Problem to solve | Whenever a line in the data below includes the string "doesn", copy it out.

Extracted data |
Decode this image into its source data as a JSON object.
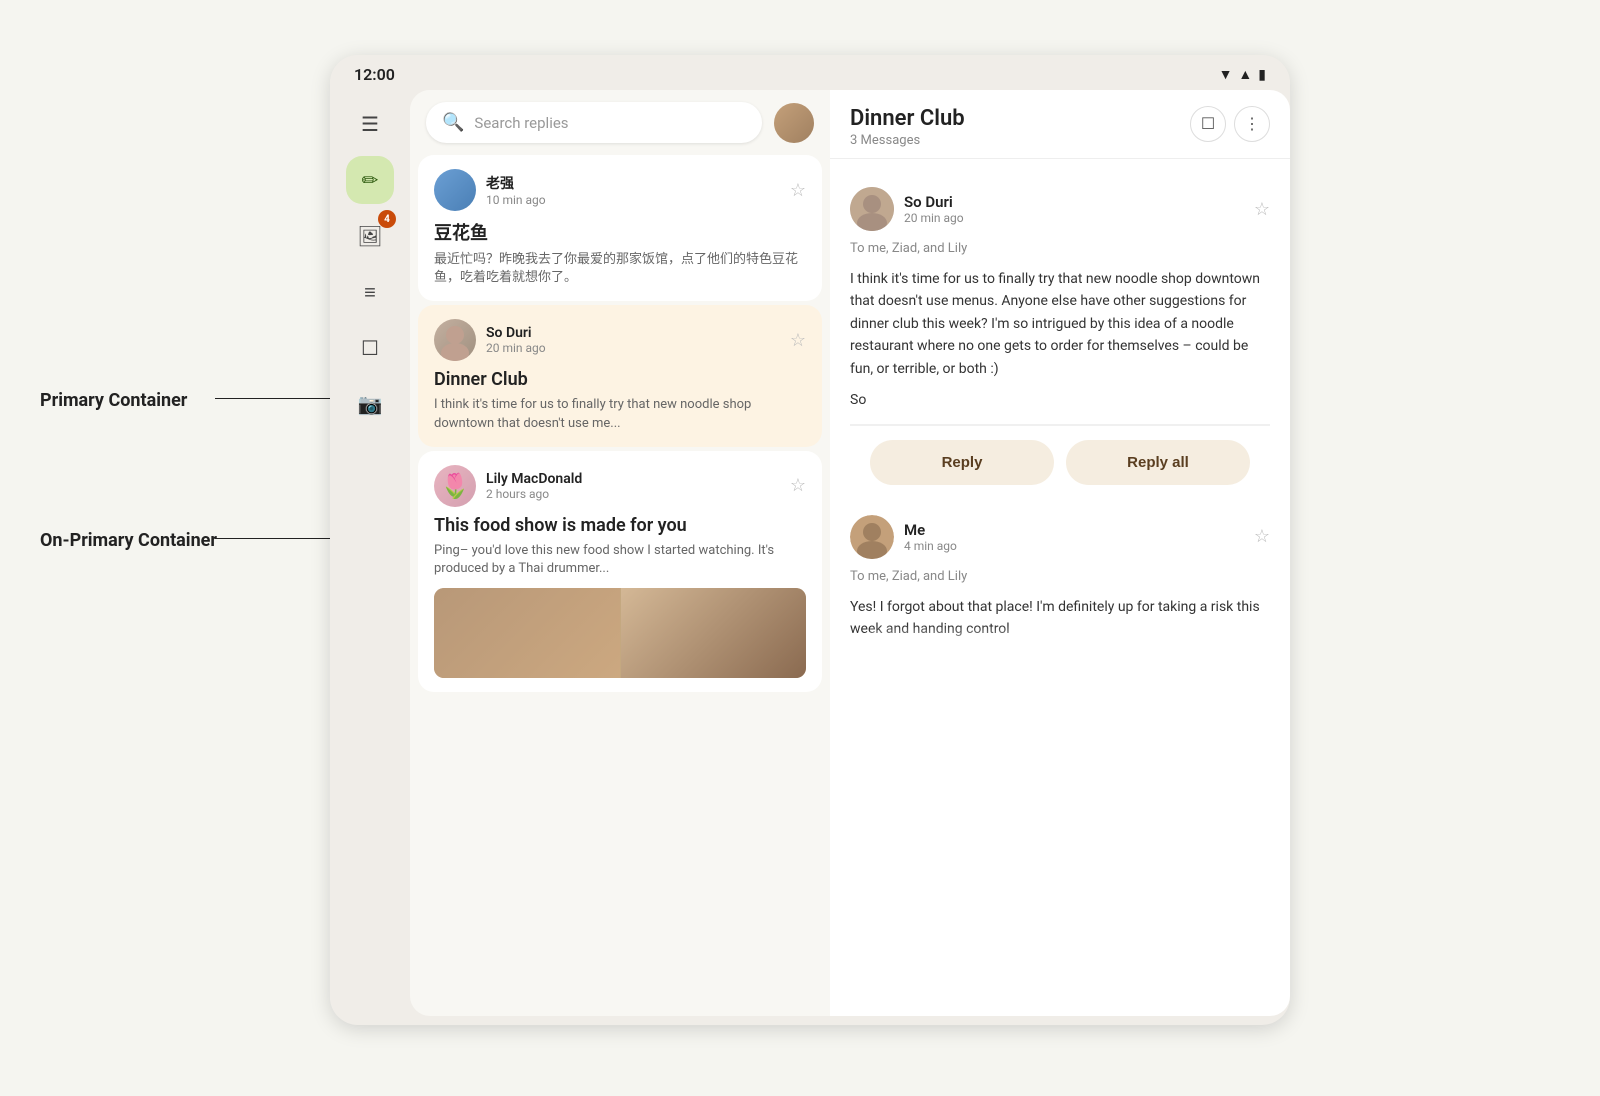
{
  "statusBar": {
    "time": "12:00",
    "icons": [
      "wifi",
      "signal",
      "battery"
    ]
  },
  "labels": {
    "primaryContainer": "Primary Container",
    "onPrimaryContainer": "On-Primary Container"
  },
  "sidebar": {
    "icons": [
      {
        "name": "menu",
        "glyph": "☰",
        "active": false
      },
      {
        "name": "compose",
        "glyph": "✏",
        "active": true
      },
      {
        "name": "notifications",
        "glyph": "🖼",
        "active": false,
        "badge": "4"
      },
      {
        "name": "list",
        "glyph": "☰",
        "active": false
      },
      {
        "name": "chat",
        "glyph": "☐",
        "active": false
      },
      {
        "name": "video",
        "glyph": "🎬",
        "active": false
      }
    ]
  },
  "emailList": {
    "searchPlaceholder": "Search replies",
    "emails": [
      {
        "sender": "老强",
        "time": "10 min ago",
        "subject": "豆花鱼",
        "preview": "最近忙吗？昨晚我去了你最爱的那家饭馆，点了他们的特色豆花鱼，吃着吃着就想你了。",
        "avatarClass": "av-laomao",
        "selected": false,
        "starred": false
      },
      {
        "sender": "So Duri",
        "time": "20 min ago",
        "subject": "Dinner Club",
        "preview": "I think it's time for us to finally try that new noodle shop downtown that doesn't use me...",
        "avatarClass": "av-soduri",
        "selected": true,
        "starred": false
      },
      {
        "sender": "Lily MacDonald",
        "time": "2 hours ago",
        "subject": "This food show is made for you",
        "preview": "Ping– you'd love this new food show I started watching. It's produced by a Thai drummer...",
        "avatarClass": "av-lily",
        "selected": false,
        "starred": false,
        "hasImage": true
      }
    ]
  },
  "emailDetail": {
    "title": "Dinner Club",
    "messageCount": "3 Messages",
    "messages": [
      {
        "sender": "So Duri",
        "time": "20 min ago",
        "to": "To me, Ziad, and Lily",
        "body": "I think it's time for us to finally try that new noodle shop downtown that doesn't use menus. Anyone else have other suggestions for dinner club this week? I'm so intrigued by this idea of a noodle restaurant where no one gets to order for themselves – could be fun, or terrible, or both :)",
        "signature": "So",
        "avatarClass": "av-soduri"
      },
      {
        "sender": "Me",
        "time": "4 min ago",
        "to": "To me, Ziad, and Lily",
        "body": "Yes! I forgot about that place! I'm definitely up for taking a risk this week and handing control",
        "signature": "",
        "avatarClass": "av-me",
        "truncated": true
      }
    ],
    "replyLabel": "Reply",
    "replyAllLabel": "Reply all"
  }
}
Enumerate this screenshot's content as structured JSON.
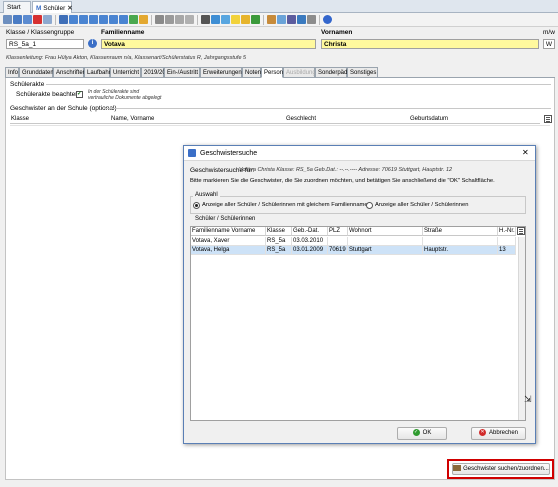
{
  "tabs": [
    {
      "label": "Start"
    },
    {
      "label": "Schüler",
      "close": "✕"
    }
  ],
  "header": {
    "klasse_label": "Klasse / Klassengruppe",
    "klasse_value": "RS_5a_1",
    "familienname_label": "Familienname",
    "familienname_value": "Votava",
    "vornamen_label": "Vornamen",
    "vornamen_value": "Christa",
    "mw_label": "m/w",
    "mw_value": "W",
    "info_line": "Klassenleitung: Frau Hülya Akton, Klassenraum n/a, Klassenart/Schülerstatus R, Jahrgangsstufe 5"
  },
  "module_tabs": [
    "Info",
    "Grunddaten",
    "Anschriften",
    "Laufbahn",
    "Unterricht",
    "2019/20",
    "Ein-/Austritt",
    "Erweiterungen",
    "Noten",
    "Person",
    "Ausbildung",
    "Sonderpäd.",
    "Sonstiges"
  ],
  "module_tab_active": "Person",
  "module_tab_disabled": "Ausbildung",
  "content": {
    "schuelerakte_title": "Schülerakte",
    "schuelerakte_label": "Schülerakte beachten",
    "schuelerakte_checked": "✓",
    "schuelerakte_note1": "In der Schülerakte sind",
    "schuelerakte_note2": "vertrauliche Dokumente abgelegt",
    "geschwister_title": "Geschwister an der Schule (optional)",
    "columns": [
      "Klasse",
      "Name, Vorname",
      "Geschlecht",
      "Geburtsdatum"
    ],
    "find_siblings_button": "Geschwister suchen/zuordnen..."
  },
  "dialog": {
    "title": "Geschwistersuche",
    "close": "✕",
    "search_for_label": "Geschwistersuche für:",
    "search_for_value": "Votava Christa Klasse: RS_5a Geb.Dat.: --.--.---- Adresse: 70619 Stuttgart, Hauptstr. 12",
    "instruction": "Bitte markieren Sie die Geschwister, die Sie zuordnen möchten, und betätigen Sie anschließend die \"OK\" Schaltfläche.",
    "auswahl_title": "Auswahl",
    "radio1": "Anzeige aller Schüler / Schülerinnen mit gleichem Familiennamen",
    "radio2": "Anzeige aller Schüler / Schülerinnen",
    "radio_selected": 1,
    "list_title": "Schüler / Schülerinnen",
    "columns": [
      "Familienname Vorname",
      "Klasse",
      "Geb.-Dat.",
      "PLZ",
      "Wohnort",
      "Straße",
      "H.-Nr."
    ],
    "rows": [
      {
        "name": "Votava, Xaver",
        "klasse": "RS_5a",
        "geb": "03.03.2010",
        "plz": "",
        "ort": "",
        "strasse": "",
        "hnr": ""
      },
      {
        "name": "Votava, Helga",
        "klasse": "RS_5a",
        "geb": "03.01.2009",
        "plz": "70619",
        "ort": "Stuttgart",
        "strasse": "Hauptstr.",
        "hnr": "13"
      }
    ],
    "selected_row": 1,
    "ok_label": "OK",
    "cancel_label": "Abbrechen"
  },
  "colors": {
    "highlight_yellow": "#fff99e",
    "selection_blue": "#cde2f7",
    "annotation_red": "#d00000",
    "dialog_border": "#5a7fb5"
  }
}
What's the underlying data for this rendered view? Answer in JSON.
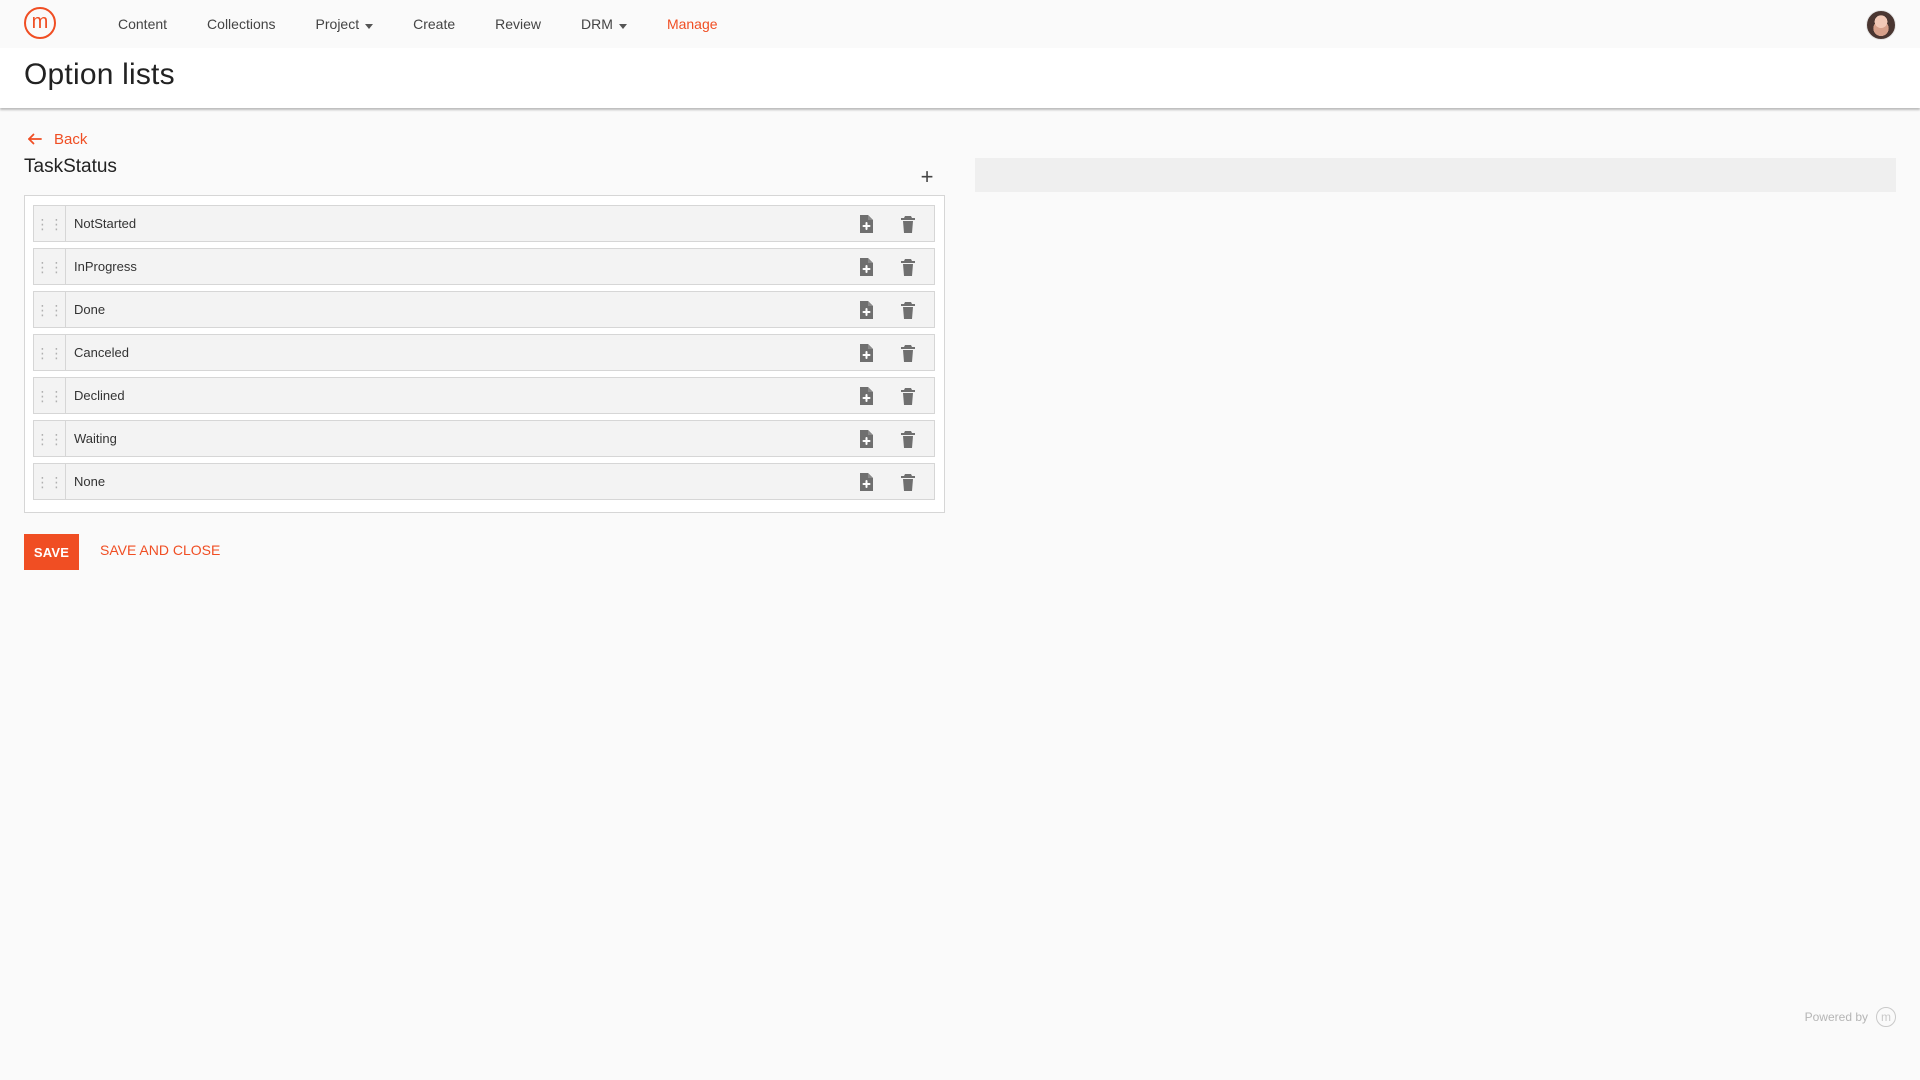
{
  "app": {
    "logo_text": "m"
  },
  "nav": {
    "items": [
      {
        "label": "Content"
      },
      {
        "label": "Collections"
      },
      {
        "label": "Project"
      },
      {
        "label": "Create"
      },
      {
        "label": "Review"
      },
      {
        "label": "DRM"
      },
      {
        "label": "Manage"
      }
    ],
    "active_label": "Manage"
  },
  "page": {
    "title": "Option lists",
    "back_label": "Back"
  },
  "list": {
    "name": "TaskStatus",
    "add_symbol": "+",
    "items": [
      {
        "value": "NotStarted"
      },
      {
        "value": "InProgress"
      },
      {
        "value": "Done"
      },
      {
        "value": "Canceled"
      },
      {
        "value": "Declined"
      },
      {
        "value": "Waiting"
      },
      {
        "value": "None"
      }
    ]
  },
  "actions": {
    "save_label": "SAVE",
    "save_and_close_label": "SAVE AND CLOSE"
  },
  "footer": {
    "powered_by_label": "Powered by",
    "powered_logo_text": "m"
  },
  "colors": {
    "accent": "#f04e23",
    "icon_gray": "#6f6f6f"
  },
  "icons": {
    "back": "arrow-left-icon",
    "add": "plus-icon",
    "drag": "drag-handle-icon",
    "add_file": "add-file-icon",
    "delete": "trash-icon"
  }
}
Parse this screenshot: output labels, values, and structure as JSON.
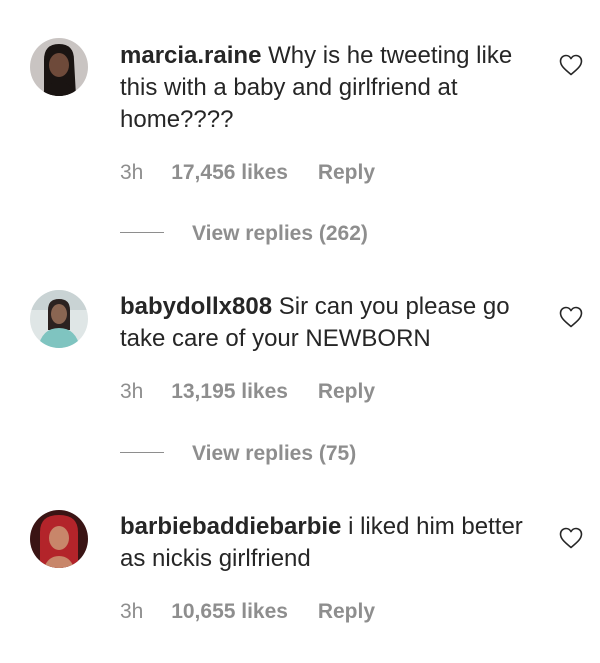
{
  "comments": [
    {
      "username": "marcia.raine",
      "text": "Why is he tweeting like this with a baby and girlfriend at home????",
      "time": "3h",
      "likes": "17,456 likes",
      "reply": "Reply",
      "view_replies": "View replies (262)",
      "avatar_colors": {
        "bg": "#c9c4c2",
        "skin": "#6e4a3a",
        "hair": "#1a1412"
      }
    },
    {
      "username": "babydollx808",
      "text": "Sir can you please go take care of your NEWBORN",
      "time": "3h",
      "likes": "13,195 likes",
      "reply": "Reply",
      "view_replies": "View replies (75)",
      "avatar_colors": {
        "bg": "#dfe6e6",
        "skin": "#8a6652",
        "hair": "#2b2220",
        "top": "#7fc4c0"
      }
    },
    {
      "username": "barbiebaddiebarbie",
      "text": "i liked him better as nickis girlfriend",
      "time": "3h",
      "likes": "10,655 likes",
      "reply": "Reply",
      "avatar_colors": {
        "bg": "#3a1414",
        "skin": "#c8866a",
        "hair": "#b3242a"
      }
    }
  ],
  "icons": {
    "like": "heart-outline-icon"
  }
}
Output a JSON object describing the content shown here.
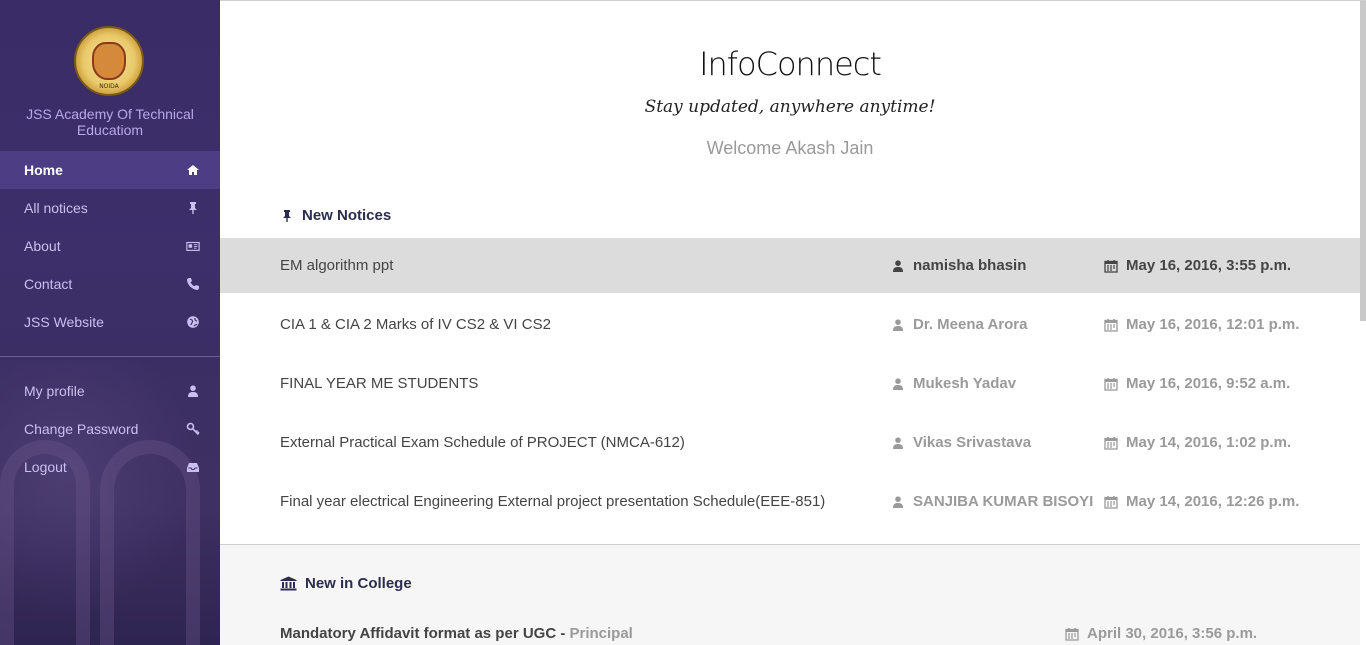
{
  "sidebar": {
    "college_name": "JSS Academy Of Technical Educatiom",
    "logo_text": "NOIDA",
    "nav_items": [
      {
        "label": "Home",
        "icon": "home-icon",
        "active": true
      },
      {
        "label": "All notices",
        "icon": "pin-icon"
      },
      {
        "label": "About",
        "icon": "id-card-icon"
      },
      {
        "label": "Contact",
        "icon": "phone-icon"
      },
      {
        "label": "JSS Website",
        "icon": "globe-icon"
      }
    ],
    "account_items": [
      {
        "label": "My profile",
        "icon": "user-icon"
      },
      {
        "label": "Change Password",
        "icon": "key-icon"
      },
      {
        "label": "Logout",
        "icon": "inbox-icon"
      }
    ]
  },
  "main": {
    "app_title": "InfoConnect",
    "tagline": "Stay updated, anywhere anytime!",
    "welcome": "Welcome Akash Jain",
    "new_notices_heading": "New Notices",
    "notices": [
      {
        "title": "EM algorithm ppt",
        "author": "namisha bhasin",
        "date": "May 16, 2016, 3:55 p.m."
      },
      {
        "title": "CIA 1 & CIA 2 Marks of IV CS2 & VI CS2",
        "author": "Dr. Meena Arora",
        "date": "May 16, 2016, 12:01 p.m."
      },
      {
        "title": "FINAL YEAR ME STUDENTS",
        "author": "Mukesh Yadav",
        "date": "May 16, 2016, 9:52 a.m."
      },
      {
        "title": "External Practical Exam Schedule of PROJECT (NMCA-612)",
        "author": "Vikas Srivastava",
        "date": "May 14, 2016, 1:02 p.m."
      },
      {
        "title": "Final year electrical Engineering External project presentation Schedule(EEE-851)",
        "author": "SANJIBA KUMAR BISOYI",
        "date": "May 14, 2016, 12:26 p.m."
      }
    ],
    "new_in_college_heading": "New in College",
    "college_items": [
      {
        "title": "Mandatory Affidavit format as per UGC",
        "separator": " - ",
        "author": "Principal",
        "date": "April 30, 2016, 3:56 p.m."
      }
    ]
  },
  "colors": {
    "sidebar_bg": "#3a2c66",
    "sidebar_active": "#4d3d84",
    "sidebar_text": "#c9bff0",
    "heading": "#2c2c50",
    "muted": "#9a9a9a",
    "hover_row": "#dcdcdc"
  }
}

Expected answer |
        "preview": "I think it's time for us to finally try that new noodle shop downtown that doesn't use me...",
        "body": "I think it's time for us to finally try that new noodle shop downtown that doesn't use menus. Anyone else have other suggestions for dinner club this week? I'm so intrigued by this idea of a noodle restaurant where no one gets to order for themselves – could be fun, or terrible, or both :)",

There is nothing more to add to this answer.